Strolling through the streets and lanes of the city, you can always find signages of every hue. Their design constantly evolves as time changes, adding unique layers to the streetscape of Hong Kong. While this exhibition focuses on signages within the compound, have you ever wondered how the signages beyond Tai Kwun become what they are today?
To drum up business in the past, shop owners would put their products at the storefront to grab passers-by’s attention. However, not all shops could adopt this strategy; some of them hung a fabric sign with graphics or text outside their stores instead, becoming the archetype of shop signs we see today.
Early shop signs were mostly vertical and timber signages. After World War II, as the economy began to boom, a larger variety of materials were employed in signage production, such as neon light and plastic light boxes. A myriad of signage designs therefore blossomed, creating a dazzling cityscape filled with dynamic shapes, bustling layout, and vibrant colours.
As technology advanced, old signages gradually fell into disuse. In the mid-1980s, the sign-making industry went through a period of digitalisation. With new technology, production time was shortened with quality improved. Traditional handwritten signages have therefore become obsolete. In the 21st century, LED lighting has been widely used for its price, durability, and energy-efficiency, and neon signages passed out of use. In 2010, Minor Works Control System was fully implemented by the government. Many signages that existed after WWII but were deemed to be an illegal installation had to be removed. As a result, neon signages are gradually disappearing from view and becoming part of our local heritage.
As a former British colony, many road signs in Hong Kong today have retained a British standard design.
As early as the 1940s, Hong Kong’s road signs adopted Maybury’s standard design from the United Kingdom. Sir Maybury was an expert in the management and upkeep of the road network, and in 1920, he proposed a new road sign system for the Ministry of Transport in the UK. However, this system was complicated and confusing as one message would often be broken into several elements. In addition, it was not very user-friendly since text, rather than graphics, was used as the major medium. The Public Works Department of Hong Kong had therefore proposed re-designing road signs in 1973, with reference to Worboys’ standard design.
Worboys’ standard was also derived from British design.
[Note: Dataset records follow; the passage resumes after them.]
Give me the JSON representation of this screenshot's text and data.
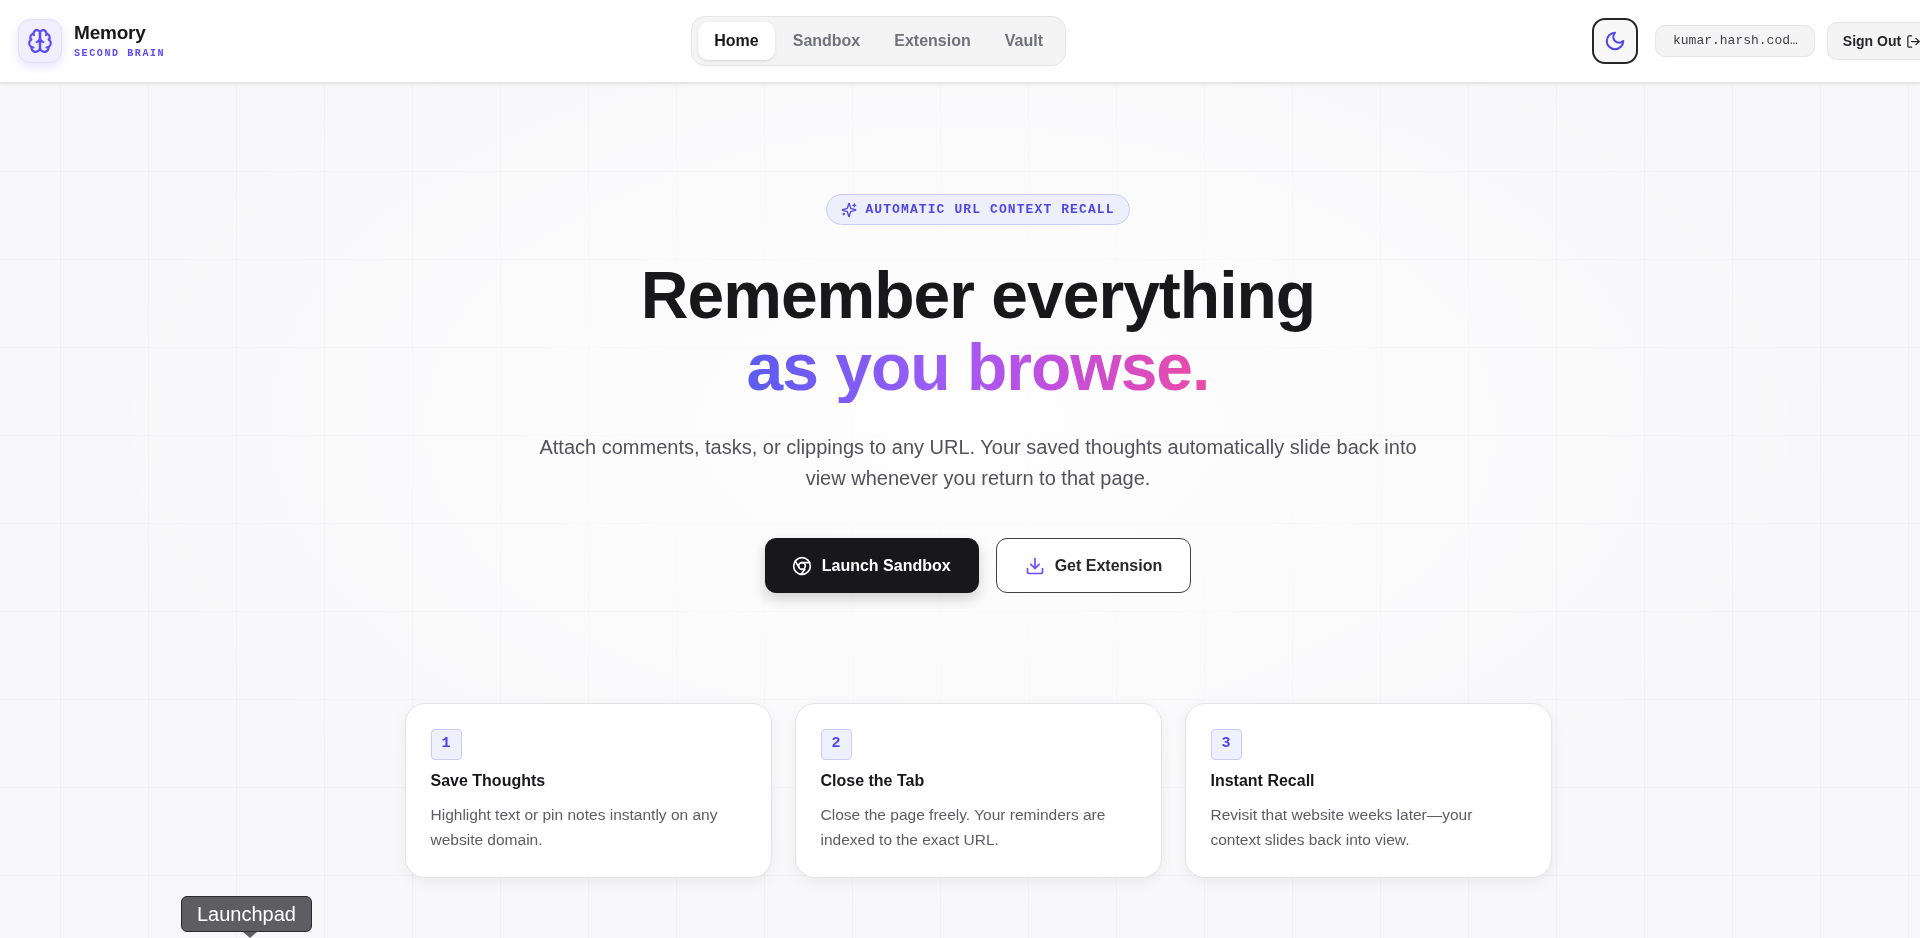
{
  "brand": {
    "name": "Memory",
    "tagline": "SECOND BRAIN"
  },
  "nav_tabs": [
    {
      "label": "Home",
      "selected": true
    },
    {
      "label": "Sandbox",
      "selected": false
    },
    {
      "label": "Extension",
      "selected": false
    },
    {
      "label": "Vault",
      "selected": false
    }
  ],
  "account": {
    "email": "kumar.harsh.cod…",
    "sign_out": "Sign Out"
  },
  "hero": {
    "badge": "AUTOMATIC URL CONTEXT RECALL",
    "title": "Remember everything",
    "title_highlight": "as you browse.",
    "description": "Attach comments, tasks, or clippings to any URL. Your saved thoughts automatically slide back into view whenever you return to that page.",
    "buttons": [
      {
        "label": "Launch Sandbox",
        "kind": "primary"
      },
      {
        "label": "Get Extension",
        "kind": "outline"
      }
    ]
  },
  "steps": [
    {
      "number": "1",
      "title": "Save Thoughts",
      "description": "Highlight text or pin notes instantly on any website domain."
    },
    {
      "number": "2",
      "title": "Close the Tab",
      "description": "Close the page freely. Your reminders are indexed to the exact URL."
    },
    {
      "number": "3",
      "title": "Instant Recall",
      "description": "Revisit that website weeks later—your context slides back into view."
    }
  ],
  "tooltip": {
    "label": "Launchpad"
  }
}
As the then Chairman of Council of Industrial Design, Sir Worboys was appointed to chair the Traffic Signs Committee of the UK in 1961 to review the design of road signs. After multiple trials, the Committee proposed a new set of standard design, with one of its elements being the use of simple pictograms to make information simpler and more direct.
Hong Kong adopted Worboys’ standard in 1974 on a trial basis. The design has been modified over the years to become the design we see today. A modified Worboys’ standard is still in use now in the UK.
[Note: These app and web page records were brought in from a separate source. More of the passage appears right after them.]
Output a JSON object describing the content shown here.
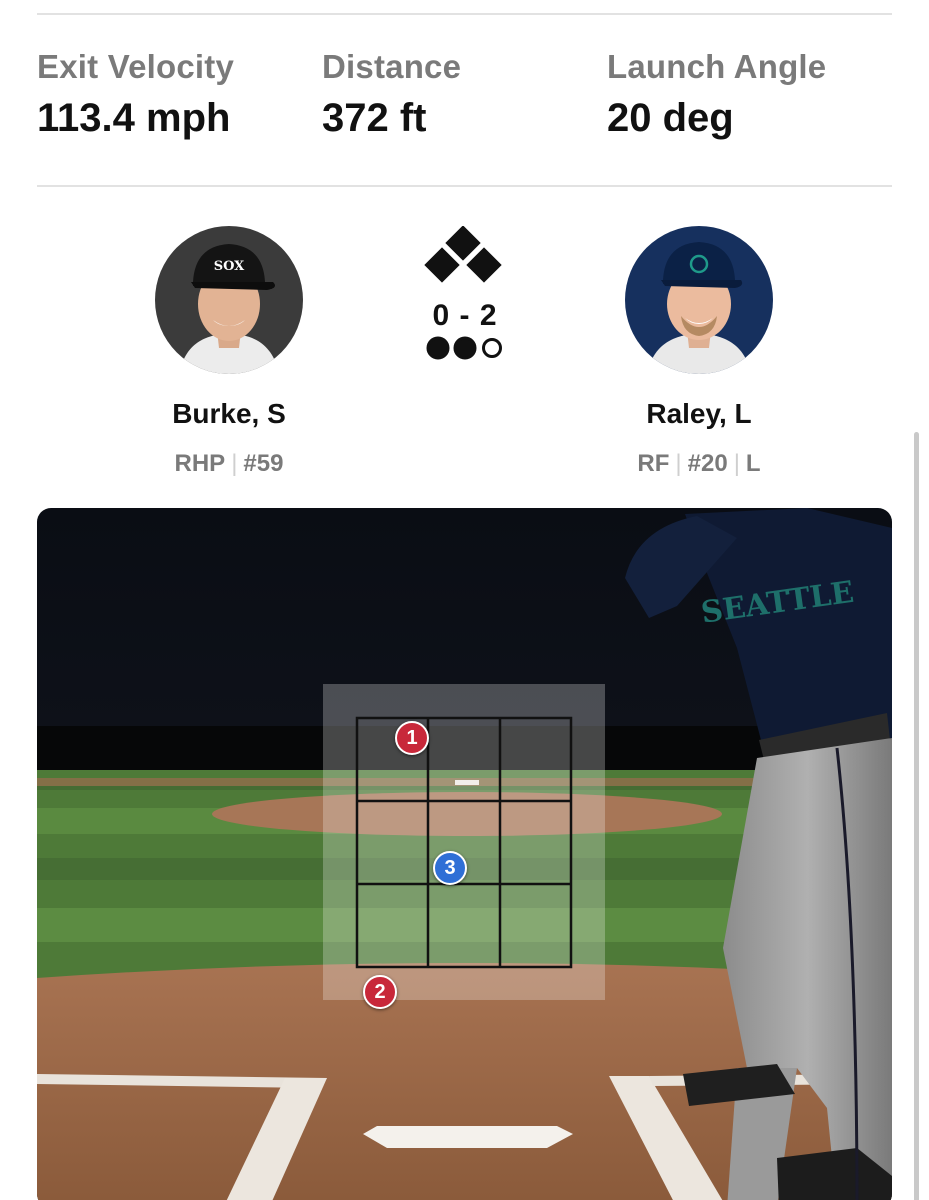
{
  "stats": [
    {
      "label": "Exit Velocity",
      "value": "113.4 mph"
    },
    {
      "label": "Distance",
      "value": "372 ft"
    },
    {
      "label": "Launch Angle",
      "value": "20 deg"
    }
  ],
  "pitcher": {
    "name": "Burke, S",
    "position": "RHP",
    "number": "#59",
    "cap_logo": "SOX"
  },
  "batter": {
    "name": "Raley, L",
    "position": "RF",
    "number": "#20",
    "bats": "L",
    "jersey_text": "SEATTLE"
  },
  "situation": {
    "count": "0 - 2",
    "bases": {
      "first": true,
      "second": true,
      "third": true
    },
    "outs": {
      "filled": 2,
      "total": 3
    }
  },
  "pitches": [
    {
      "label": "1",
      "result": "ball",
      "color": "#c8283a"
    },
    {
      "label": "2",
      "result": "ball",
      "color": "#c8283a"
    },
    {
      "label": "3",
      "result": "in-play",
      "color": "#2f6fd6"
    }
  ],
  "colors": {
    "stat_label": "#7a7a7a",
    "ball": "#c8283a",
    "in_play": "#2f6fd6",
    "sky": "#0e1118",
    "grass": "#4e7a38",
    "dirt": "#9a6a48"
  }
}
Chinese street name aligned to the right.
T-shaped signage was one of the earliest street sign designs in Hong Kong, with capitalised letters in English on top and Chinese characters written from right to left at the bottom. In 1961, T-shaped signages were gradually replaced by rectangular signages, with English on top and Chinese at the bottom, with the latter aligned either left or right.
In 2005, the Highways Department initiated a replacement of streets signs. Most of the signs have been changed to how they look today. Apart from showing street names, there are also arrows and building numbers on both sides of the signs. Unlike the earlier design, the new street signs are double-sided, so that pedestrians can also view the information from the pavement. Although most street signs have been replaced, we can still spot a few old-style street signs that have remained in the city today.
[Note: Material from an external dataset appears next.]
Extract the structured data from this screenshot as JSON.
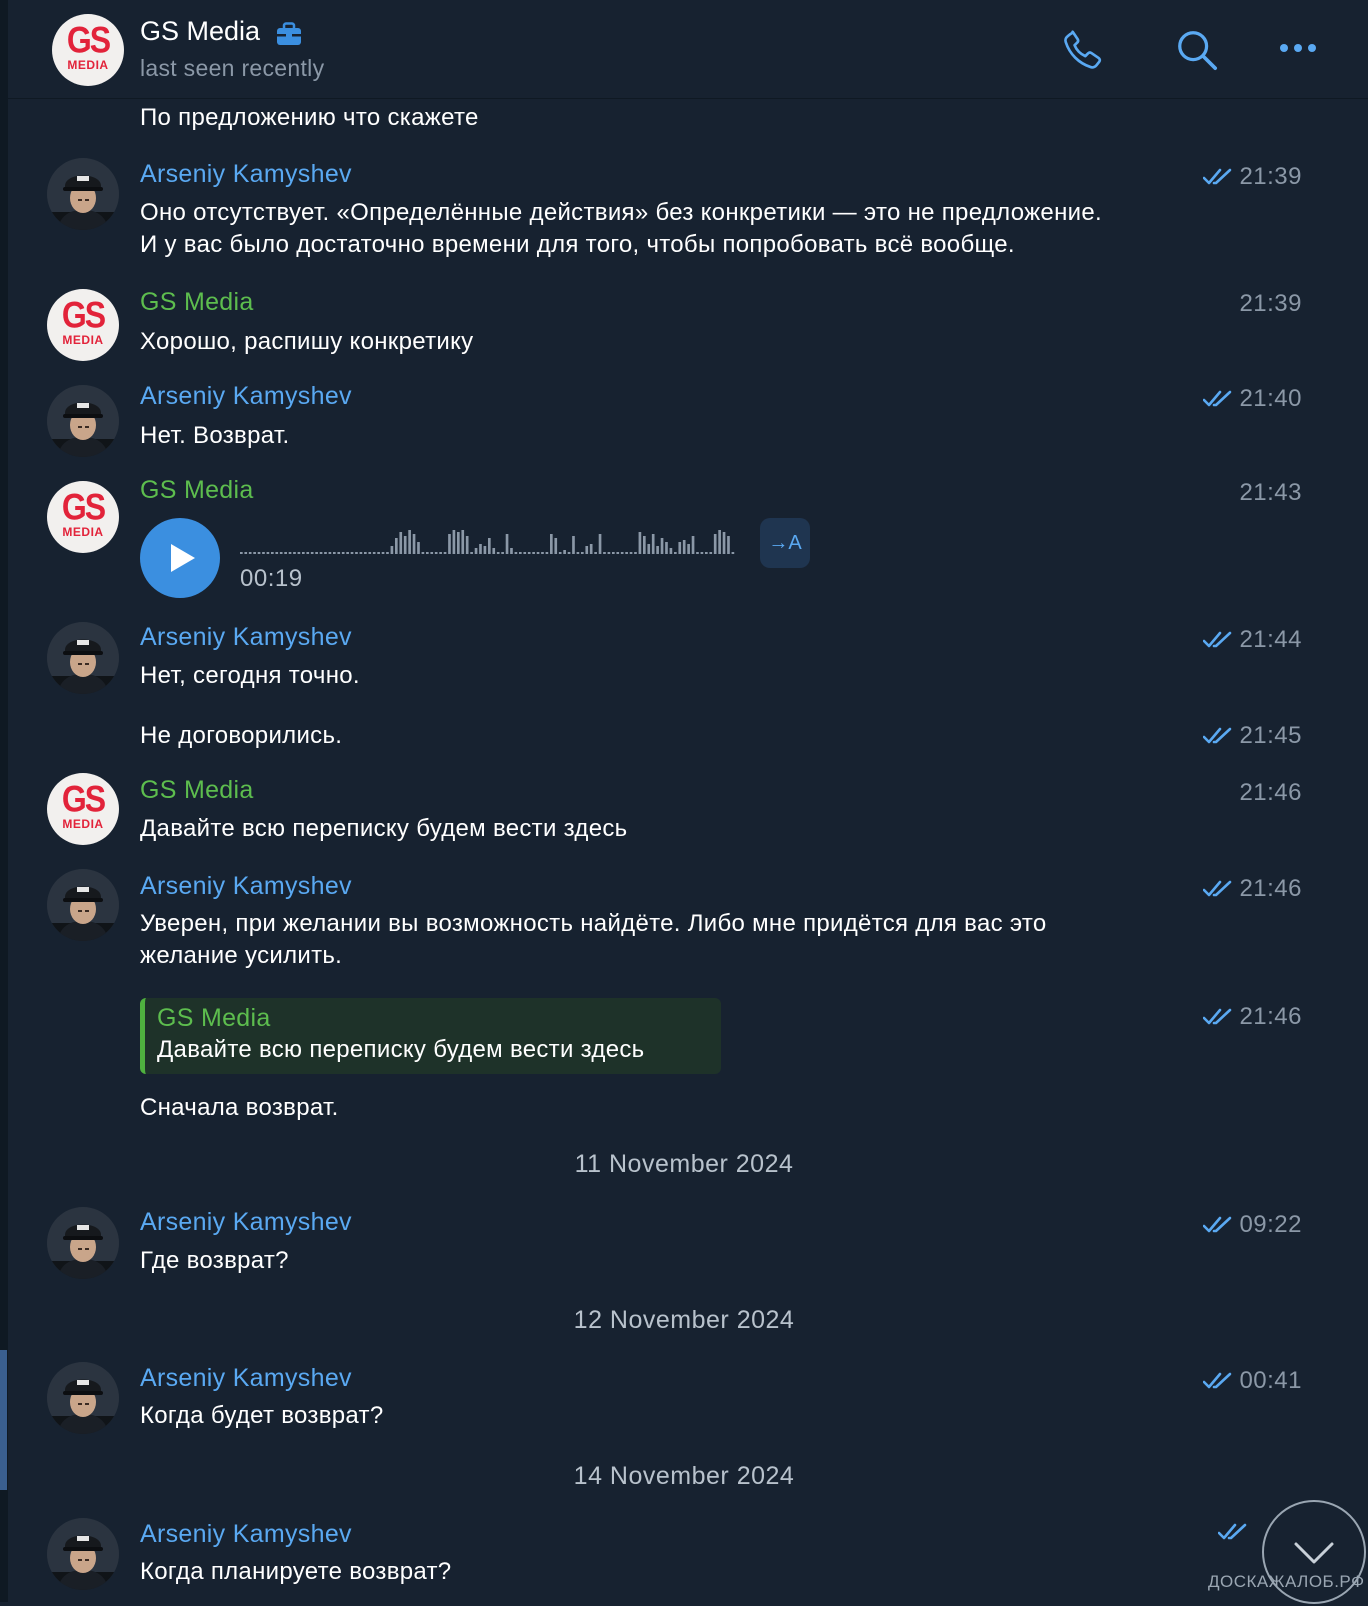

Relevant Books and Projects
- 《香港道路探索 路牌標誌 × 交通設計》，邱益彰＠道路研究社
- 《街坊老店II —— 金漆招牌》，吳文正
- Typography and the Sea of Words – A Study of Hong Kong Urban Landscape, CACHe
- NEONSIGNS.HK 探索霓虹 M+ Hong Kong